Of course this notion is ridiculous and requires one to take what the second phony expert on Iran -- John McCain -- calls a "holiday from history." The fact is that Iranian leaders have been making anti-Israel statements since the 1979 revolution, but Iran has not attacked another country in more than a hundred years. Ahmadinejad's words (such as calling Israel a "stinking corpse") are nothing more than empty rhetoric for domestic consumption. If anything, the "stinking corpse" remark should be reassuring for Israel; one is highly unlikely to want to destroy what one considers to be dead already! Looking into these remarks as indicators of actual policies betrays one's complete ignorance of Iran.

5) The fifth aspect involves addressing criticisms. One can make the argument that Iran is not going to commit suicide by attacking Israel knowing that Israel alone possesses at least 300 nuclear weapons and can destroy every major city in Iran overnight without the help of the United States. In order to counter these arguments, neocons invoke an absurd notion that the leaders in Iran aren't pragmatic and function according to an apocalyptic world vision and, hence, cannot be deterred as the Soviets were during the Cold War. This is of course a temping but inaccurate response.
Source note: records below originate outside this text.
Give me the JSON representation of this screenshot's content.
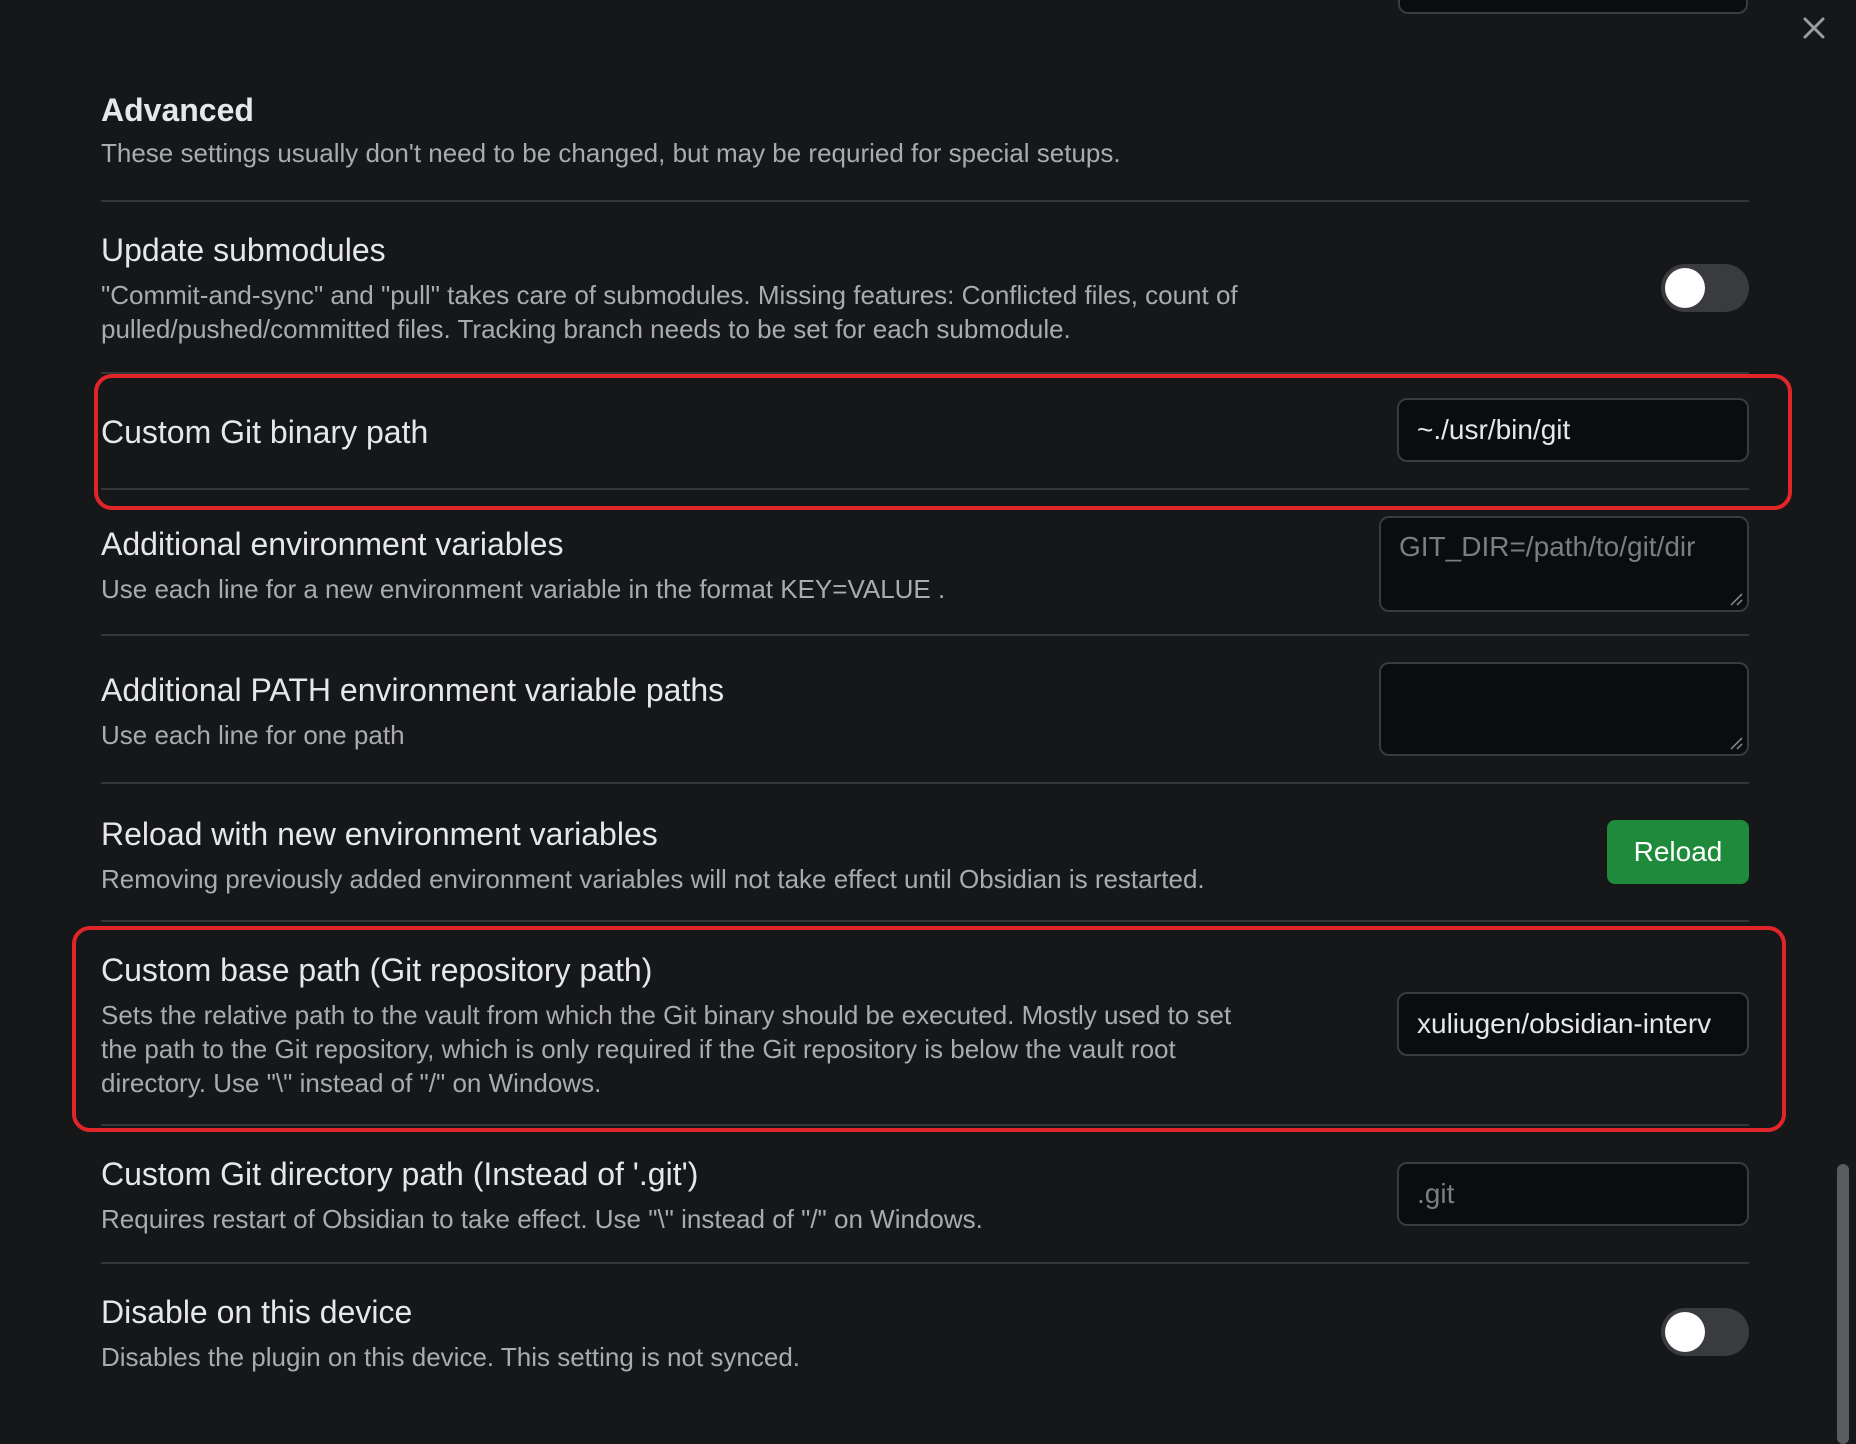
{
  "window": {
    "close_icon": "close-icon"
  },
  "advanced": {
    "title": "Advanced",
    "description": "These settings usually don't need to be changed, but may be requried for special setups."
  },
  "settings": {
    "update_submodules": {
      "name": "Update submodules",
      "description_line1": "\"Commit-and-sync\" and \"pull\" takes care of submodules. Missing features: Conflicted files, count of",
      "description_line2": "pulled/pushed/committed files. Tracking branch needs to be set for each submodule.",
      "enabled": false
    },
    "custom_git_binary_path": {
      "name": "Custom Git binary path",
      "value": "~./usr/bin/git"
    },
    "additional_env_vars": {
      "name": "Additional environment variables",
      "description": "Use each line for a new environment variable in the format KEY=VALUE .",
      "placeholder": "GIT_DIR=/path/to/git/dir"
    },
    "additional_path_vars": {
      "name": "Additional PATH environment variable paths",
      "description": "Use each line for one path",
      "placeholder": ""
    },
    "reload_env": {
      "name": "Reload with new environment variables",
      "description": "Removing previously added environment variables will not take effect until Obsidian is restarted.",
      "button_label": "Reload",
      "button_color": "#1f8a3b"
    },
    "custom_base_path": {
      "name": "Custom base path (Git repository path)",
      "description_line1": "Sets the relative path to the vault from which the Git binary should be executed. Mostly used to set",
      "description_line2": "the path to the Git repository, which is only required if the Git repository is below the vault root",
      "description_line3": "directory. Use \"\\\" instead of \"/\" on Windows.",
      "value": "xuliugen/obsidian-interv"
    },
    "custom_git_dir": {
      "name": "Custom Git directory path (Instead of '.git')",
      "description": "Requires restart of Obsidian to take effect. Use \"\\\" instead of \"/\" on Windows.",
      "placeholder": ".git"
    },
    "disable_device": {
      "name": "Disable on this device",
      "description": "Disables the plugin on this device. This setting is not synced.",
      "enabled": false
    }
  },
  "highlight_color": "#e0262b"
}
One needs to look back no further than the 1980s when Iran was secretly buying weapons from Ronald Reagan while publicly leading crowds to chant "Death to America." Does anyone really believe that if Iran's leaders had an apocalyptic vision, they would have bought weapons from the Christian "Great Satan" to kill fellow Muslims in Iraq?

These stages have brought us to where we are today: A few quotes by Ahmadinejad have been misquoted, mistranslated and misinterpreted to the point of distorting reality, drawing him as a powerful anti-Semitic dictator with an apocalyptic vision and nuclear intentions who will sooner or later try to destroy Israel.
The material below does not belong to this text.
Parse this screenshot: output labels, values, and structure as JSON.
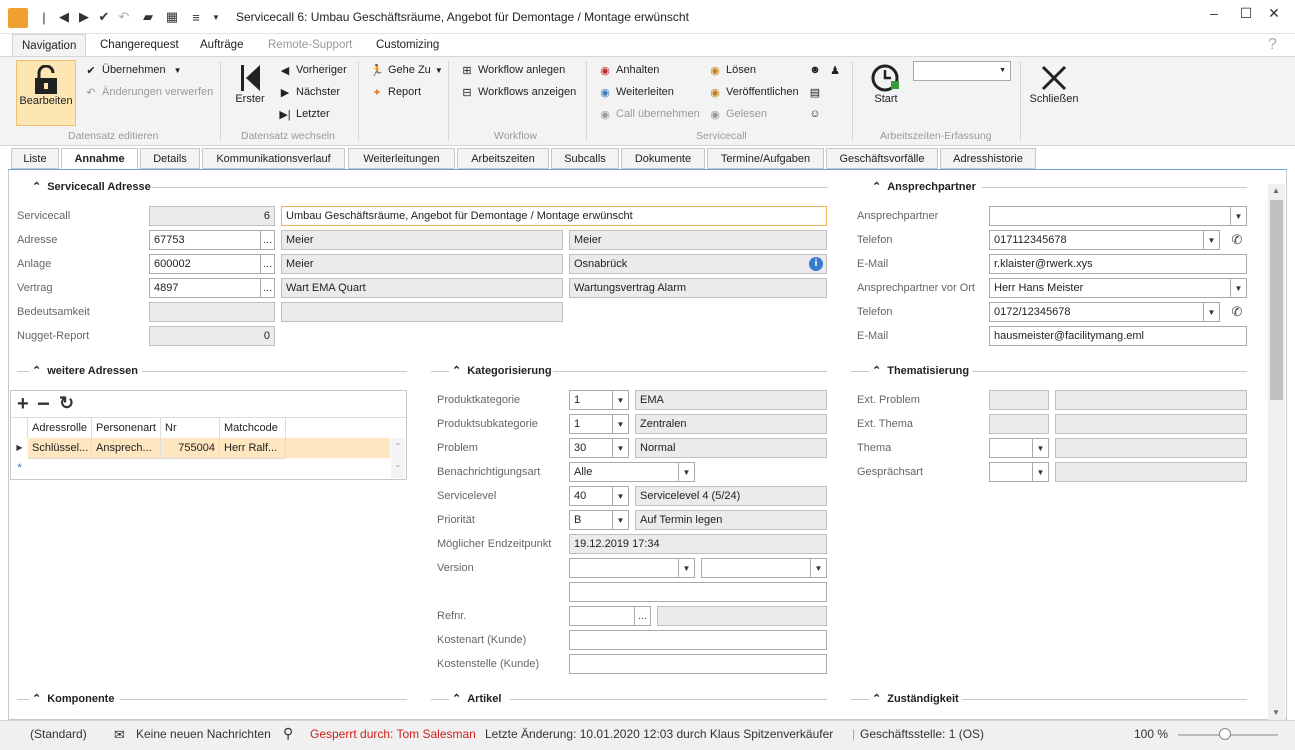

As someone who was born in Iran and lived there for seventeen years, this blogger is under no illusion that the regime in Iran is one of the most repressive in the world. Many of my fellow liberals who think oppression in Iran is due to "cultural differences" need to let go of the fairytale. Oppression is real, and Iranians do face oppression unmatched in nature by any other country. Nonetheless, the notion that Ahmadinejad is a modern-day Hitler and needs photo-ops with the "Great Satan" to prosper when chanting "death to America" has worked out much better for him, or that talking to him amounts to appeasement is one of the most fundamental distortions that neoconservatives have purported in this campaign.